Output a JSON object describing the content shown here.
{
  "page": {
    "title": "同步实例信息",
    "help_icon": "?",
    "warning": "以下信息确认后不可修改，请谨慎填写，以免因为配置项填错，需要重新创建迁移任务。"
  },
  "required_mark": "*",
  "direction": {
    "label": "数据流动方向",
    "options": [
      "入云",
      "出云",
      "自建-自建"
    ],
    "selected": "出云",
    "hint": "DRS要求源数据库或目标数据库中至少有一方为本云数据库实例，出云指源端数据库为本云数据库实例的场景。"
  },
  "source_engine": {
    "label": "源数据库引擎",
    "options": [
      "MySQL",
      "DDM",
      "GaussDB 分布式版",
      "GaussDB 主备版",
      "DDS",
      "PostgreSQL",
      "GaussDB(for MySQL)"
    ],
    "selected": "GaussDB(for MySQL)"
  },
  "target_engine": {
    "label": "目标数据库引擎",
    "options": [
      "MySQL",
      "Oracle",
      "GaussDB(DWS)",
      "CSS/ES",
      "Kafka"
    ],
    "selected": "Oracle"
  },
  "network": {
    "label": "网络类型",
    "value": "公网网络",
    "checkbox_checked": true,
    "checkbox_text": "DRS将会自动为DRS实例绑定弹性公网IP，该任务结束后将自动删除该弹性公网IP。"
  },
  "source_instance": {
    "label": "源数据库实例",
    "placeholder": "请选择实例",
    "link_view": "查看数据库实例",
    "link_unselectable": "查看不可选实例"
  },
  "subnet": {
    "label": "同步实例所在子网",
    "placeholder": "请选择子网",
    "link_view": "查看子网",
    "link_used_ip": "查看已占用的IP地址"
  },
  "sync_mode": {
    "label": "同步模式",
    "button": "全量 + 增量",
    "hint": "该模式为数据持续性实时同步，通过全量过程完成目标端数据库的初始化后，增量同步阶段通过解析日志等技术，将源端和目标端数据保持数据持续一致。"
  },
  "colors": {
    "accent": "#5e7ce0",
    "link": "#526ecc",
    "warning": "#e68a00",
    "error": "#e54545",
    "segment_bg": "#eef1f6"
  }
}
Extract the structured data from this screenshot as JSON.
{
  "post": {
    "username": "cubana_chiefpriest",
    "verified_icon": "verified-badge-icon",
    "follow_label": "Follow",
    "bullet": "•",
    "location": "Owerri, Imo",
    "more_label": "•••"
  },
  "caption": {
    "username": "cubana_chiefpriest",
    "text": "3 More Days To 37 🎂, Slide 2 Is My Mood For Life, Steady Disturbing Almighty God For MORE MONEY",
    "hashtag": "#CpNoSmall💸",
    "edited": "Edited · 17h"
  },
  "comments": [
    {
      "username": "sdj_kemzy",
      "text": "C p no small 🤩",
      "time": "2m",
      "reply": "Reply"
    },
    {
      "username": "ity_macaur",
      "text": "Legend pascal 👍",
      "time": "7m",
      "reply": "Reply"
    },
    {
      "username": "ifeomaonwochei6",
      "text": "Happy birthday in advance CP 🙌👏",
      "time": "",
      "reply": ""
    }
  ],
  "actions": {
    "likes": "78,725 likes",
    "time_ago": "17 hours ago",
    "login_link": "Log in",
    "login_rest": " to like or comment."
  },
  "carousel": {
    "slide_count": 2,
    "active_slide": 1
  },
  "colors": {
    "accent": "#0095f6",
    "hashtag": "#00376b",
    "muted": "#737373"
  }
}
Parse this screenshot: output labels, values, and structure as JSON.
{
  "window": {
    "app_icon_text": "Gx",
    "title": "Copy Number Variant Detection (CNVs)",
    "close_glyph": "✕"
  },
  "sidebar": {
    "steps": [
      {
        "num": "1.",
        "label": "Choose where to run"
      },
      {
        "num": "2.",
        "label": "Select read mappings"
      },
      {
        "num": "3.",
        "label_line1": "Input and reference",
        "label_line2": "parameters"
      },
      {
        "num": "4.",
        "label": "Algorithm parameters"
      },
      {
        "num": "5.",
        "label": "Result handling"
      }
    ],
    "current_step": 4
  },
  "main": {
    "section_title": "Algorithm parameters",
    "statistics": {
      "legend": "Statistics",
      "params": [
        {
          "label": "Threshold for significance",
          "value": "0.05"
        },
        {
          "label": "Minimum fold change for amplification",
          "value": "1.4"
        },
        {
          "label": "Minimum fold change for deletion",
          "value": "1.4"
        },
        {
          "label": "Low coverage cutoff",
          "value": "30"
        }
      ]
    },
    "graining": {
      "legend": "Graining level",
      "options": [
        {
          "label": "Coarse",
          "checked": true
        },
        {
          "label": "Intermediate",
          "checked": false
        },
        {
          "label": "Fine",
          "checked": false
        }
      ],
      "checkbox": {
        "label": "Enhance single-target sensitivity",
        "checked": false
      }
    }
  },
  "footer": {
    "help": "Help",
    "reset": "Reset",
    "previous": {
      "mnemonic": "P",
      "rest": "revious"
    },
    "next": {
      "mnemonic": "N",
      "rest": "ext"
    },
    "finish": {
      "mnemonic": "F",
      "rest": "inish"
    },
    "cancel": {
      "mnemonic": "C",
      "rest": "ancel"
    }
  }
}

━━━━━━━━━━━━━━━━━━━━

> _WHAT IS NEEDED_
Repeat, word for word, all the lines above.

> _ANSWER TO THE PROBLEM_
Output a JSON object describing the content shown here.
{
  "page": {
    "title": "同步实例信息",
    "help_icon": "?",
    "warning": "以下信息确认后不可修改，请谨慎填写，以免因为配置项填错，需要重新创建迁移任务。"
  },
  "required_mark": "*",
  "direction": {
    "label": "数据流动方向",
    "options": [
      "入云",
      "出云",
      "自建-自建"
    ],
    "selected": "出云",
    "hint": "DRS要求源数据库或目标数据库中至少有一方为本云数据库实例，出云指源端数据库为本云数据库实例的场景。"
  },
  "source_engine": {
    "label": "源数据库引擎",
    "options": [
      "MySQL",
      "DDM",
      "GaussDB 分布式版",
      "GaussDB 主备版",
      "DDS",
      "PostgreSQL",
      "GaussDB(for MySQL)"
    ],
    "selected": "GaussDB(for MySQL)"
  },
  "target_engine": {
    "label": "目标数据库引擎",
    "options": [
      "MySQL",
      "Oracle",
      "GaussDB(DWS)",
      "CSS/ES",
      "Kafka"
    ],
    "selected": "Oracle"
  },
  "network": {
    "label": "网络类型",
    "value": "公网网络",
    "checkbox_checked": true,
    "checkbox_text": "DRS将会自动为DRS实例绑定弹性公网IP，该任务结束后将自动删除该弹性公网IP。"
  },
  "source_instance": {
    "label": "源数据库实例",
    "placeholder": "请选择实例",
    "link_view": "查看数据库实例",
    "link_unselectable": "查看不可选实例"
  },
  "subnet": {
    "label": "同步实例所在子网",
    "placeholder": "请选择子网",
    "link_view": "查看子网",
    "link_used_ip": "查看已占用的IP地址"
  },
  "sync_mode": {
    "label": "同步模式",
    "button": "全量 + 增量",
    "hint": "该模式为数据持续性实时同步，通过全量过程完成目标端数据库的初始化后，增量同步阶段通过解析日志等技术，将源端和目标端数据保持数据持续一致。"
  },
  "colors": {
    "accent": "#5e7ce0",
    "link": "#526ecc",
    "warning": "#e68a00",
    "error": "#e54545",
    "segment_bg": "#eef1f6"
  }
}
Extract the structured data from this screenshot as JSON.
{
  "post": {
    "username": "cubana_chiefpriest",
    "verified_icon": "verified-badge-icon",
    "follow_label": "Follow",
    "bullet": "•",
    "location": "Owerri, Imo",
    "more_label": "•••"
  },
  "caption": {
    "username": "cubana_chiefpriest",
    "text": "3 More Days To 37 🎂, Slide 2 Is My Mood For Life, Steady Disturbing Almighty God For MORE MONEY",
    "hashtag": "#CpNoSmall💸",
    "edited": "Edited · 17h"
  },
  "comments": [
    {
      "username": "sdj_kemzy",
      "text": "C p no small 🤩",
      "time": "2m",
      "reply": "Reply"
    },
    {
      "username": "ity_macaur",
      "text": "Legend pascal 👍",
      "time": "7m",
      "reply": "Reply"
    },
    {
      "username": "ifeomaonwochei6",
      "text": "Happy birthday in advance CP 🙌👏",
      "time": "",
      "reply": ""
    }
  ],
  "actions": {
    "likes": "78,725 likes",
    "time_ago": "17 hours ago",
    "login_link": "Log in",
    "login_rest": " to like or comment."
  },
  "carousel": {
    "slide_count": 2,
    "active_slide": 1
  },
  "colors": {
    "accent": "#0095f6",
    "hashtag": "#00376b",
    "muted": "#737373"
  }
}
Parse this screenshot: output labels, values, and structure as JSON.
{
  "window": {
    "app_icon_text": "Gx",
    "title": "Copy Number Variant Detection (CNVs)",
    "close_glyph": "✕"
  },
  "sidebar": {
    "steps": [
      {
        "num": "1.",
        "label": "Choose where to run"
      },
      {
        "num": "2.",
        "label": "Select read mappings"
      },
      {
        "num": "3.",
        "label_line1": "Input and reference",
        "label_line2": "parameters"
      },
      {
        "num": "4.",
        "label": "Algorithm parameters"
      },
      {
        "num": "5.",
        "label": "Result handling"
      }
    ],
    "current_step": 4
  },
  "main": {
    "section_title": "Algorithm parameters",
    "statistics": {
      "legend": "Statistics",
      "params": [
        {
          "label": "Threshold for significance",
          "value": "0.05"
        },
        {
          "label": "Minimum fold change for amplification",
          "value": "1.4"
        },
        {
          "label": "Minimum fold change for deletion",
          "value": "1.4"
        },
        {
          "label": "Low coverage cutoff",
          "value": "30"
        }
      ]
    },
    "graining": {
      "legend": "Graining level",
      "options": [
        {
          "label": "Coarse",
          "checked": true
        },
        {
          "label": "Intermediate",
          "checked": false
        },
        {
          "label": "Fine",
          "checked": false
        }
      ],
      "checkbox": {
        "label": "Enhance single-target sensitivity",
        "checked": false
      }
    }
  },
  "footer": {
    "help": "Help",
    "reset": "Reset",
    "previous": {
      "mnemonic": "P",
      "rest": "revious"
    },
    "next": {
      "mnemonic": "N",
      "rest": "ext"
    },
    "finish": {
      "mnemonic": "F",
      "rest": "inish"
    },
    "cancel": {
      "mnemonic": "C",
      "rest": "ancel"
    }
  }
}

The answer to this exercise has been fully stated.